St. Joseph’s Westgate expands $29 lung cancer screening program to West Valley
(September 2014) -- Dignity Health St. Joseph’s Norton Thoracic Institute now offers its highly successful lung cancer screening program in the West Valley at Dignity Health St. Joseph’s Westgate Medical Center. A low-dose CT scan of the chest for patients at high risk for lung cancer is the most effective means for catching the disease early enough to cure it.
Lung cancer is currently the leading cause of cancer deaths in the United States—more than breast, colon, prostate and pancreatic combined. Studies have shown that screenings can save up to 70,000 lives per year.

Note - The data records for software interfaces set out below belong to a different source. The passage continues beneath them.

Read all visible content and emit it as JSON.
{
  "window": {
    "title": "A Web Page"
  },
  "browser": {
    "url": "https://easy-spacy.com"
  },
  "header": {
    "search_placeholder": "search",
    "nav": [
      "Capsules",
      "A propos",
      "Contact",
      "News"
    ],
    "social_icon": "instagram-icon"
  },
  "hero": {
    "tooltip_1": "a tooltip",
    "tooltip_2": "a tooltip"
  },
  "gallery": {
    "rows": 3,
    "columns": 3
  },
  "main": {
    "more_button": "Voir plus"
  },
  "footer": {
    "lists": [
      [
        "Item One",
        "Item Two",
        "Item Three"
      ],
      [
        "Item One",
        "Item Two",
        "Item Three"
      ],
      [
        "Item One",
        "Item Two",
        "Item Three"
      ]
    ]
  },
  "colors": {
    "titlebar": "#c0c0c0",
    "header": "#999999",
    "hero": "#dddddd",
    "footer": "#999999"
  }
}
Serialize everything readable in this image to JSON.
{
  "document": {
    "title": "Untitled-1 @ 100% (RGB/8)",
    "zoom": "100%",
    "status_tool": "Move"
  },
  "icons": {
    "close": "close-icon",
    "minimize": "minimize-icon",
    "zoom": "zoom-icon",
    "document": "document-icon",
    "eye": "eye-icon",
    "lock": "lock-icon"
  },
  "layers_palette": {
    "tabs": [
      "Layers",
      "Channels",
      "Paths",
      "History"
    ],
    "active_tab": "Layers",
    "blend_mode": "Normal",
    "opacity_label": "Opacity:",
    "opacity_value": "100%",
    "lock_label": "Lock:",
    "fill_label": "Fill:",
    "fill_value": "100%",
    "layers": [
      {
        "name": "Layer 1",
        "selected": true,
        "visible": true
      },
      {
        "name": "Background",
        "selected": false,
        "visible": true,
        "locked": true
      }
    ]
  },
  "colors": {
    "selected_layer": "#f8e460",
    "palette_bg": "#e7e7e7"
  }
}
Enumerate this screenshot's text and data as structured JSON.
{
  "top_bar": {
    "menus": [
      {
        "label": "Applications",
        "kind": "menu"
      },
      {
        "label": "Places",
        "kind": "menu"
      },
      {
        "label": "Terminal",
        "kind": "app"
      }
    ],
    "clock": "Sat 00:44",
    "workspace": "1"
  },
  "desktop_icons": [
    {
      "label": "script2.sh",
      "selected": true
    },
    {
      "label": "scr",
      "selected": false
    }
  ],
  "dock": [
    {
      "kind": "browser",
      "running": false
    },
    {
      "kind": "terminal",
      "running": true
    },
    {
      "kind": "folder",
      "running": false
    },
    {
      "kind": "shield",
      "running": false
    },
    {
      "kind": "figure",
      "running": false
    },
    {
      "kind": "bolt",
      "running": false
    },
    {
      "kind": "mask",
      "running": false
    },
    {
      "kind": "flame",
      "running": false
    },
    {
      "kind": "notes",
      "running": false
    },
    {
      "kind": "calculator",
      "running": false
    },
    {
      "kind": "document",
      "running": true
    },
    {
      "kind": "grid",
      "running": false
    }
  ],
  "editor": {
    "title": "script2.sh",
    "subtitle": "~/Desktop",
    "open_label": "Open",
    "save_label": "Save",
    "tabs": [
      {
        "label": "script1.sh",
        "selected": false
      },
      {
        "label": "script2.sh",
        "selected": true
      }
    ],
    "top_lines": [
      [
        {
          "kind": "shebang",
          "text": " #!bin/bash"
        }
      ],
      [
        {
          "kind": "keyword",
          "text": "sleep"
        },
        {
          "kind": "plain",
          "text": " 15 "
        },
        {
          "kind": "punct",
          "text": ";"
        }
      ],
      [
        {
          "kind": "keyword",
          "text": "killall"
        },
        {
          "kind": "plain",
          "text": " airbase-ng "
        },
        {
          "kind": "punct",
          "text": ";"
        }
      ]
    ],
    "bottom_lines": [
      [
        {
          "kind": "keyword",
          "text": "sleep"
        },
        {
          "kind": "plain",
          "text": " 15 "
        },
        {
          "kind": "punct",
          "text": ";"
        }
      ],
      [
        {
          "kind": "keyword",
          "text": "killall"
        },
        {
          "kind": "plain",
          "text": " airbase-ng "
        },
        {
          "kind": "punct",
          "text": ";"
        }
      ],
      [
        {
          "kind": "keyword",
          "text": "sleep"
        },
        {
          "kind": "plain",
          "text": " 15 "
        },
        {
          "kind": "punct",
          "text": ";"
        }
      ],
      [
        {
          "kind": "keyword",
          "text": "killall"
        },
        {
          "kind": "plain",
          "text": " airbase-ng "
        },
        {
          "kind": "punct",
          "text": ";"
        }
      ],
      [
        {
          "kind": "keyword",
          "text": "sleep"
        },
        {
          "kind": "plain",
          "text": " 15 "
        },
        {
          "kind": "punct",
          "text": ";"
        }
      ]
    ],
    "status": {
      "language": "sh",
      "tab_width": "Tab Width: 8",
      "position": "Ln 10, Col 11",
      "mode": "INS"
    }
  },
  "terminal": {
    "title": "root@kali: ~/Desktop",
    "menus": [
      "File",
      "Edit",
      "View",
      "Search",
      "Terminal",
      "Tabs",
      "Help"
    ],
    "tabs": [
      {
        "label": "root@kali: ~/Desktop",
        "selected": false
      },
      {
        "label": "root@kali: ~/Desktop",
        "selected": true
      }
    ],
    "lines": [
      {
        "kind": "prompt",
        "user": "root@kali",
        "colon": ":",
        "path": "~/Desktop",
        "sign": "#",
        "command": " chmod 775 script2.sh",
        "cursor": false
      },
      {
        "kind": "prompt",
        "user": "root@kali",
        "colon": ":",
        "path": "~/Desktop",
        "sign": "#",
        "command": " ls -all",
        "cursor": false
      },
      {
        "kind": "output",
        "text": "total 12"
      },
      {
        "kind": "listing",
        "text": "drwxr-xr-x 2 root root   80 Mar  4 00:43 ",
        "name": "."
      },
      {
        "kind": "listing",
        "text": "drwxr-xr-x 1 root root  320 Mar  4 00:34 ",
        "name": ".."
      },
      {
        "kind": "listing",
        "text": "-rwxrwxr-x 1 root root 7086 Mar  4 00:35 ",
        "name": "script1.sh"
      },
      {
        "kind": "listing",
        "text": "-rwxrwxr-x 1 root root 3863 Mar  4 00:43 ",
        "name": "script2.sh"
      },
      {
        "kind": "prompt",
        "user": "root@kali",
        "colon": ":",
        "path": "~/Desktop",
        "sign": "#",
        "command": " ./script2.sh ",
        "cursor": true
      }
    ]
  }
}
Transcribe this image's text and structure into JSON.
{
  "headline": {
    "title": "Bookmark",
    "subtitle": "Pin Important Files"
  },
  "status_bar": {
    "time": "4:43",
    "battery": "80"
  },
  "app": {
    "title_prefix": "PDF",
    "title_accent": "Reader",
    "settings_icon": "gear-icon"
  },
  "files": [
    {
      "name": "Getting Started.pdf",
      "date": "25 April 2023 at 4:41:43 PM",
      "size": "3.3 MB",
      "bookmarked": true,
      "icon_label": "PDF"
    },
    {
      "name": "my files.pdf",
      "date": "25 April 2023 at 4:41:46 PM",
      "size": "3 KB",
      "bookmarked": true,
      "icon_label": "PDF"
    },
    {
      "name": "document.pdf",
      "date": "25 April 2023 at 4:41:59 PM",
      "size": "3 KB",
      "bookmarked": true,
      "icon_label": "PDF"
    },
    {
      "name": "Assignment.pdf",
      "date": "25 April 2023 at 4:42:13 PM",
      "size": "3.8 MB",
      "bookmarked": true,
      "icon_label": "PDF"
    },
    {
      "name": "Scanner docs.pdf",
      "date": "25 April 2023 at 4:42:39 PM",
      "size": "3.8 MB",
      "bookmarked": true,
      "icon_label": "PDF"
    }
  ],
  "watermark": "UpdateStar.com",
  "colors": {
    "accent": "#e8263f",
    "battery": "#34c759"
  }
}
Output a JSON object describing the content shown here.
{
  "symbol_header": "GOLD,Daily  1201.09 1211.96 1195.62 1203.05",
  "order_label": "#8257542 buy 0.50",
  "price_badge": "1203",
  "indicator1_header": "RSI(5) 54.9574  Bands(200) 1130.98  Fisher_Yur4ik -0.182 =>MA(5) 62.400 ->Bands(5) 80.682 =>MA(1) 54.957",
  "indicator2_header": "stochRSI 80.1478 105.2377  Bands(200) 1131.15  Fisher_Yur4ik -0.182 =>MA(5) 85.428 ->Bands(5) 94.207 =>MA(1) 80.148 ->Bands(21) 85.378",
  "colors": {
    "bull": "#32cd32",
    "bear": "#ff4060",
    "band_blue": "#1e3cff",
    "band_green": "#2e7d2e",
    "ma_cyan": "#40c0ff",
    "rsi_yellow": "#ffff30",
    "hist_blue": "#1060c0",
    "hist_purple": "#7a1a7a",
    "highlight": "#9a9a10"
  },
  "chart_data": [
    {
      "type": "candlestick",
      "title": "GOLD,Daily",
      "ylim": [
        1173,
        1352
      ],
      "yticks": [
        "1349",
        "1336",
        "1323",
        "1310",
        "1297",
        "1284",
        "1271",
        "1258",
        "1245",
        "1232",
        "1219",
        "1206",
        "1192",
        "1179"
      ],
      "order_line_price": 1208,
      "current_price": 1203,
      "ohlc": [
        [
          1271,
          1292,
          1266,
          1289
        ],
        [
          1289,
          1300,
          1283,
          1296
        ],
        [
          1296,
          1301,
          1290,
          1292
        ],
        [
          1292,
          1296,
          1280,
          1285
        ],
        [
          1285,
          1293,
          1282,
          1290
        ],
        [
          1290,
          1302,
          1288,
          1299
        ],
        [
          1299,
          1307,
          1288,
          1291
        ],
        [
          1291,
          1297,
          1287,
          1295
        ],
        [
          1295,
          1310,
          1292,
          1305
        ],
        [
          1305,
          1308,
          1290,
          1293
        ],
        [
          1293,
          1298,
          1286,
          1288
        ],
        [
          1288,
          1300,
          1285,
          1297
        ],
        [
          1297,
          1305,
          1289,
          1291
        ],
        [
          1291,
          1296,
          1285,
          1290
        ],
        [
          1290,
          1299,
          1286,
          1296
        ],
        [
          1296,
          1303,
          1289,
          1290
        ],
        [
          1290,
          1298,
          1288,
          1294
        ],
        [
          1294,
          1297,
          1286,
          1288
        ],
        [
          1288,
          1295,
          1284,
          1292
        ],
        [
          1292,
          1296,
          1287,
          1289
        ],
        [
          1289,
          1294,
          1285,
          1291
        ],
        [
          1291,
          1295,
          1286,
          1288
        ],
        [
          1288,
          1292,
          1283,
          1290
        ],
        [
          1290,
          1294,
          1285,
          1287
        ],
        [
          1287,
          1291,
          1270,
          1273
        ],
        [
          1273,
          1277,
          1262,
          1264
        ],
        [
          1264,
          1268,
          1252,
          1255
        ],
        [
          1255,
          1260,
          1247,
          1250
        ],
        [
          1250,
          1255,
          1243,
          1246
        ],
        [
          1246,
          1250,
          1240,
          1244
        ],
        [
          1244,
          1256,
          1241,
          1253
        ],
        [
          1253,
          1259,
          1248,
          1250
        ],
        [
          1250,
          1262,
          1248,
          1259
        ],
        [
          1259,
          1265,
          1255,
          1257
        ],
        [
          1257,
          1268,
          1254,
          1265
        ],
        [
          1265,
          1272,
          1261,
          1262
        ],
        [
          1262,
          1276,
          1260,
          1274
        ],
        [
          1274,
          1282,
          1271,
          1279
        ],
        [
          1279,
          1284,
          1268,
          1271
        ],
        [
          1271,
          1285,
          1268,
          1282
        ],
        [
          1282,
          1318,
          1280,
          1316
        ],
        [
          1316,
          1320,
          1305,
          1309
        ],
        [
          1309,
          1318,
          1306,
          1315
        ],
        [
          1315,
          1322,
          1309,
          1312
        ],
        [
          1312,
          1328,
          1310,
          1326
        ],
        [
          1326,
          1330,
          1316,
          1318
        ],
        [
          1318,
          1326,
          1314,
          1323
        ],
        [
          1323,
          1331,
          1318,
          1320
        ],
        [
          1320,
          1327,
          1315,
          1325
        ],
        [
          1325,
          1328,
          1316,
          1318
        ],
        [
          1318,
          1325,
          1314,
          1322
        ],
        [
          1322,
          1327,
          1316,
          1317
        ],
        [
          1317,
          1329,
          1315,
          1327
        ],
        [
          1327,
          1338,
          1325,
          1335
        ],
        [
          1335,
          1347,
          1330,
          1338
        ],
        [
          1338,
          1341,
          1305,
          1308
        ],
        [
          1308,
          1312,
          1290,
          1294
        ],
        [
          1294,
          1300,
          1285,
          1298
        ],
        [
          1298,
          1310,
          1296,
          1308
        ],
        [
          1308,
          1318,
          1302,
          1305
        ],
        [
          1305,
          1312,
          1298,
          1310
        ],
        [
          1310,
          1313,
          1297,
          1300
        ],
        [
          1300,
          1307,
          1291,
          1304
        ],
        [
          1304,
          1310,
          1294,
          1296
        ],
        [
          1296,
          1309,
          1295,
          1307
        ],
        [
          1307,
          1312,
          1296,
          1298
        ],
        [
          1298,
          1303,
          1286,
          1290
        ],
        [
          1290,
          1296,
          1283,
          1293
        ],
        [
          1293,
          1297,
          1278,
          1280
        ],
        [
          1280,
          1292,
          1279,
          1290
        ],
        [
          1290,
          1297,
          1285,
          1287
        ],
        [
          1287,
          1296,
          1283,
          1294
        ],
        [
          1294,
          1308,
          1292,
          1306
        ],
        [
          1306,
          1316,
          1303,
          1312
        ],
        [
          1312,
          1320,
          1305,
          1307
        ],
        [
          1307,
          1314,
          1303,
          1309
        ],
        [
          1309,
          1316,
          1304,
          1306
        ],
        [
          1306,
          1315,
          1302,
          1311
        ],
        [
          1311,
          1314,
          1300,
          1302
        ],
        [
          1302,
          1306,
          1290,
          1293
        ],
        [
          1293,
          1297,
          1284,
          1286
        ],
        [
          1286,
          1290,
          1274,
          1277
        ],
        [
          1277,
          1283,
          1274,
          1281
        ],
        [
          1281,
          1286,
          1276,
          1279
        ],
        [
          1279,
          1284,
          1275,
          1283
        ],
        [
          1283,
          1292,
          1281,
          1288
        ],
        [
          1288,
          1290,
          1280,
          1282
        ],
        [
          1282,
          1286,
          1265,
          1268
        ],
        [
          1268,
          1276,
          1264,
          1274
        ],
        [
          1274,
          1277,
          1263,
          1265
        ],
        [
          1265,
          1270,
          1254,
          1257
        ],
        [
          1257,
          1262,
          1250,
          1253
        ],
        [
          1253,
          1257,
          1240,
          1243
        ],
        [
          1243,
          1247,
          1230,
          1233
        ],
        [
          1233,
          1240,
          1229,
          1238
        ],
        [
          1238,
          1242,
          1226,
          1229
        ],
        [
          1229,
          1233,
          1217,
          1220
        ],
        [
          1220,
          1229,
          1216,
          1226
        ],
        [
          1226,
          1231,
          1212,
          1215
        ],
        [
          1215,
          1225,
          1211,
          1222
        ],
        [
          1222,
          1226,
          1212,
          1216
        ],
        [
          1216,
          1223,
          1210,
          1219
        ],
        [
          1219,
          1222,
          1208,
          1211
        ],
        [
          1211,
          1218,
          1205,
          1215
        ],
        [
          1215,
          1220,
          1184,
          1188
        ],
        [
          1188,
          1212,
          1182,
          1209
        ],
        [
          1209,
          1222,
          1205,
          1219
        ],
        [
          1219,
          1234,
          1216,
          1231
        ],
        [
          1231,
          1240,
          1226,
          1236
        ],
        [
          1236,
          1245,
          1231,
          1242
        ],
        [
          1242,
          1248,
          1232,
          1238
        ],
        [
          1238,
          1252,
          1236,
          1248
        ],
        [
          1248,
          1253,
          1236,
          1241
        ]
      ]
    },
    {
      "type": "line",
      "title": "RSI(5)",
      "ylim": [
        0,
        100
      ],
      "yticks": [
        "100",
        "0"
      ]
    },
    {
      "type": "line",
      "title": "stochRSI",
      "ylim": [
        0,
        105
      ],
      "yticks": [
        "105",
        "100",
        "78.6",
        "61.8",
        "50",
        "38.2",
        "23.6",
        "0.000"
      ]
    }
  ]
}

“At St. Joseph’s, we’ve taken a proactive approach because we know lung cancer kills hundreds of thousands of people each year,” said Elbert Kuo, MD, cardiothoracic surgeon at St. Joseph’s Norton Thoracic Institute. “Every eight minutes, someone in the United States is diagnosed with lung cancer. By the time you have symptoms—coughing, chest pain or coughing up blood—it’s usually too late to cure.”
A National Cancer Institute study indicated that early detection could reduce lung cancer deaths by 20 percent. Without early detection, “six out of 10 people diagnosed die within a year,” said Dr. Kuo. “But, studies show if we find the lung cancer early, eight of 10 patients will still be alive five years later.”
Robin Finazzo, 56, of Peoria, who’s been smoking more than a pack of cigarettes a day for nearly 40 years, was persuaded by her siblings to get tested. “My older sisters have always mothered me,” she said, “because they’re worried about my health.” Her brother learned St. Joseph’s Westgate was launching a screening program this summer and convinced her to make an appointment. Finazzo was the first patient to undergo lung cancer screening at the new hospital.
The lung cancer screening program originally launched three years ago at St. Joseph’s Norton Thoracic Institute in downtown Phoenix, which has screened more than 350 patients to date. In addition to diagnosing lung cancer, the scans (which use one-fifth the radiation of regular CT scans) have also detected a few cases of advanced lung disease, breast cancer, lymphoma and cardiac disease. Scans currently cost $29. All results are reviewed by a multidisciplinary team to develop an individual comprehensive care plan for each patient—putting them on track to a healthier lifestyle.
“Up to 86 percent of our patients cut back or quit smoking after their initial screening. Approximately 35 percent have begun following a healthier diet, and 44 percent started exercising more,” said Dr. Kuo. The program includes a one-on-one consult with a physician to review results, which are communicated to patients and their primary care doctors.
The U.S. Preventive Services Task Force recommends annual screenings for adults 50 to 80 years old who have smoked a pack a day for 30 years or more and still smoke, or have quit within 15 years. For more information about St. Joseph’s lung cancer screening, call 855.LUNG.SCREEN (586.4727).